At the Kent State Undergraduate Student Government (USG) meeting Feb. 22, a director presented the first reading of a resolution titled “A Resolution Condemning Anti-Semitism at Kent State University.”
Though the title implies that the resolution’s purpose is to combat acts of antisemitism at Kent State, it is also loaded with politically motivated language and a call for USG to adopt the United States Department of State's definition of anti-Semitism.
This particular definition not only violates the First Amendment of the U.S. Constitution, but it also challenges Kent State’s core values of freedom of expression and free exchange of ideas, including diversity of culture, beliefs, identity and thought.
This problematic definition conflates Judaism as a religion with Israel as a state and Zionism as a political ideology, making it impossible for anyone to criticize the state of Israel without being labelled anti-Semitic.

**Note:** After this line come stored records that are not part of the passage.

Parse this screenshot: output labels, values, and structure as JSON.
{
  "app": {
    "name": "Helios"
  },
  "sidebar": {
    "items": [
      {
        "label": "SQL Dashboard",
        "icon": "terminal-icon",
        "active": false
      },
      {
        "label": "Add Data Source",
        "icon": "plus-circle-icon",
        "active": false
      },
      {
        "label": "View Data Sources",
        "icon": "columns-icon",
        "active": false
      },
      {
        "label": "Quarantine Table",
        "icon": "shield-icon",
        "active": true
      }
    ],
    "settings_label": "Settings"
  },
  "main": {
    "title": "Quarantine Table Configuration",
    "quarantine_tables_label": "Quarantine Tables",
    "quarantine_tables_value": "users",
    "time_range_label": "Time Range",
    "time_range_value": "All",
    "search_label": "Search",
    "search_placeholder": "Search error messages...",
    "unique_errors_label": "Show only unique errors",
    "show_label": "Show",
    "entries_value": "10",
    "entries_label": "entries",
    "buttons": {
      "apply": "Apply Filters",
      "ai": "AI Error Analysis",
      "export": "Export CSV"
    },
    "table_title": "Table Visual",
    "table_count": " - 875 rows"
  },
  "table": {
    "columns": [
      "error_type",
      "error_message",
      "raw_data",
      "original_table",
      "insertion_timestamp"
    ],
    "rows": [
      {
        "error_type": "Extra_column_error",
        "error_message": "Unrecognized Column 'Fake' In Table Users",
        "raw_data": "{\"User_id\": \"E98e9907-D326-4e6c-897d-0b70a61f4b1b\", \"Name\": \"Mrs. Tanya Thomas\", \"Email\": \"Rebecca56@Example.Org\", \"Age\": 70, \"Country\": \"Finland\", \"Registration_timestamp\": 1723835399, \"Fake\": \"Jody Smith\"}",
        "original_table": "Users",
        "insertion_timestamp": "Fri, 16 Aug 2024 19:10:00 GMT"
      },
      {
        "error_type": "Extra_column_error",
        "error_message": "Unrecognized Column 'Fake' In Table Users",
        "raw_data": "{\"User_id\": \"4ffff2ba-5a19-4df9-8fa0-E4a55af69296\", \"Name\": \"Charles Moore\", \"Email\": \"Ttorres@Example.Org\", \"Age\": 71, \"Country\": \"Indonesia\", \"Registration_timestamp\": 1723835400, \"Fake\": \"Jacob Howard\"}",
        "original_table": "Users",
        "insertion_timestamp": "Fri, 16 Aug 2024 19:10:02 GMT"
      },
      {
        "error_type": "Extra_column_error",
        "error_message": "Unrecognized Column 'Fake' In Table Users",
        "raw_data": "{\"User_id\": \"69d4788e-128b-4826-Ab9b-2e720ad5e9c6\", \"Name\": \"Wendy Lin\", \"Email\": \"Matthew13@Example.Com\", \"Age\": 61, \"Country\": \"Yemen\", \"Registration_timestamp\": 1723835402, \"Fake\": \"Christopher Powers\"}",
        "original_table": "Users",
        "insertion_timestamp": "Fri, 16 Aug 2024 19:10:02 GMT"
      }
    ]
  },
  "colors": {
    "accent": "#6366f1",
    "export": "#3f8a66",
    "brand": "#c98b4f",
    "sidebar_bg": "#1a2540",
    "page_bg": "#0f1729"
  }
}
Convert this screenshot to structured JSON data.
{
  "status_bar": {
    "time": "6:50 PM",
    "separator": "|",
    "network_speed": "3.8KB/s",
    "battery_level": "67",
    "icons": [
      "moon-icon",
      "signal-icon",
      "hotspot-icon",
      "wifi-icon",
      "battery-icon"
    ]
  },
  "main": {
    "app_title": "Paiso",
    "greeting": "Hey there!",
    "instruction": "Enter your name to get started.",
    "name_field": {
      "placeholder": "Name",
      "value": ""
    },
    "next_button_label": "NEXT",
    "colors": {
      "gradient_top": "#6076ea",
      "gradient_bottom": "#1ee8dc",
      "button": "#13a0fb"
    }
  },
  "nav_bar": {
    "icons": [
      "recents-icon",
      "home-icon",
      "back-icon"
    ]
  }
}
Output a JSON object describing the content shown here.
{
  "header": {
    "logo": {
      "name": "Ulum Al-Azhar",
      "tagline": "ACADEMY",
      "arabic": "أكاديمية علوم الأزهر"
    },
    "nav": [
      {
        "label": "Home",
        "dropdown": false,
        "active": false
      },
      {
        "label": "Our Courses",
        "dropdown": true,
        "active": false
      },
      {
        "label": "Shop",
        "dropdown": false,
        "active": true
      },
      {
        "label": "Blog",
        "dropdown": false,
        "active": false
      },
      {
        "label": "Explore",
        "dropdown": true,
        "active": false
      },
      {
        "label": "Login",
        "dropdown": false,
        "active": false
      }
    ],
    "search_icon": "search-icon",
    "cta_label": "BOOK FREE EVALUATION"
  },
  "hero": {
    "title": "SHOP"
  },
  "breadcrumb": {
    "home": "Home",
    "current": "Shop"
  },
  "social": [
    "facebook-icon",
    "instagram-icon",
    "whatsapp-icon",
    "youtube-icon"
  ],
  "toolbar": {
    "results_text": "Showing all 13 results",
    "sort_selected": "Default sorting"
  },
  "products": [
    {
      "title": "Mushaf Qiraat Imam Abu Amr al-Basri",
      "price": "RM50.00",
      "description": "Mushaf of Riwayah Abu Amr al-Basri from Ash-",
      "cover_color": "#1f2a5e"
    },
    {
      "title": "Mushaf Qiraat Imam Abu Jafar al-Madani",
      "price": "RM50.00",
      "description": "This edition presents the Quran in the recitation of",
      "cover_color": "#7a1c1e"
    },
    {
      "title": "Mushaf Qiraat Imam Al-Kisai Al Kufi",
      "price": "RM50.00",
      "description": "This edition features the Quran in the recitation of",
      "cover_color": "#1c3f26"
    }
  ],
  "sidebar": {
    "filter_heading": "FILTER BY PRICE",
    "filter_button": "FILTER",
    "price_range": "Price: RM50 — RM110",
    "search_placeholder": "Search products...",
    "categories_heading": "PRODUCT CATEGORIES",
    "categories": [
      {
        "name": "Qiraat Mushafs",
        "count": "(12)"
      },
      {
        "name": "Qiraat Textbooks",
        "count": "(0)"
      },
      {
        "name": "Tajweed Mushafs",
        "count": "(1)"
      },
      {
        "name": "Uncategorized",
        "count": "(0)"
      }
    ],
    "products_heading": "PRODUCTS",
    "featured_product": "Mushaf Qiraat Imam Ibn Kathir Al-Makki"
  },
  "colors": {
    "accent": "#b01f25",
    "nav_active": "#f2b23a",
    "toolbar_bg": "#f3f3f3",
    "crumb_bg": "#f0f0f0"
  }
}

If USG adopts this definition, it would restrict freedom of speech, academic freedom and student activism on campus. It violates the First Amendment and the Department of Education’s interpretation of Article VI of the Civil Rights Act, which both interpret political viewpoints as protected free speech.
Much of the department definition is inoffensive until the third section, in which examples of anti-Semitism are listed. This section — “What is Anti-Semitism Relative to Israel?" — suggests that anti-Semitism includes demonizing, delegitimizing and applying a double standard to Israel.
The problem with the three D’s, as they are referred to, is that they rely on an individual’s interpretation and can be applied to virtually any criticism of the state of Israel, its policies or its actions.
Furthermore, the State Department definition is not legally binding in the United States because it was designed to collect data for monitoring anti-Semitism abroad. It would be radical and irresponsible to call on USG and the greater student body to adopt a definition that cannot be legally upheld by the federal government because it limits free speech.
The original resolution presented at the Feb. 22 meeting includes language about the Boycott, Divestment and Sanctions (BDS) movement, a Palestinian-led movement for freedom, equality and civil rights. As the original resolution states, BDS upholds the simple principle that Palestinians are entitled to the same rights as the rest of humanity.
The department definition would silence those who support BDS and those interested in any other dialogue concerning Palestinian rights. The draft resolution, as presented, also cites an "example of anti-Semitism," where a pro-Palestinian student organization interrupted a tabling event with anti-Israel flyers.
By citing this incident as an act of anti-Semitism on campus, it performs the same conflating dynamic of the department's definition. Established scholars of anti-Semitism, such as Oxford University's Brian Klug, utterly reject this conflation.
Kent State is not the only university that has been threatened by this definition. The University of California's system, in addition to several other universities, have been pressured to adopt this definition.
All have ultimately rejected it due to imminent free speech violations and viewpoint discrimination.
Additionally, the author of the department definition himself, Kenneth Stern, has repudiated its use on college campuses in a 2015 article for Jewish Journal: “But to enshrine such a definition on a college campus is an ill-advised idea that will make matters worse, and not only for Jewish students; it would also damage the university as a whole."
Stern mentions the definition was “never intended to regulate speech on a college campus."
If the author of the definition condemns its use on college campuses, what business do we have calling on USG to adopt it?
It is inappropriate and irresponsible for any student government to adopt a definition that confuses criticism of the actions of the Israeli state with expressions of bigoted hatred that target individuals or groups that identify as Jewish.
We are a public university with a history of expressing our First Amendment rights. Adopting this definition would be a stain on our history and would likely produce the opposite effect. Instead of chilling debate, it would likely spark more.
Anti-Semitism is real; the United States has seen deeply troubling incidents, ranging from the bomb threats at the Jewish Community Centers around the country and the desecration of Jewish tombs in St. Louis, Philadelphia and Brooklyn. This is a campaign of racist hatred. Like any form of racism, it needs resistance as we extend solidarity to our Jewish brothers and sisters.
Condemning anti-Semitism by using a definition that represents a hatred of Jews is the business of USG.
Using a conflating definition that extends to restricting free speech is not.
Amanda Michalak is a guest columnist and political science major, contact her at email@example.com.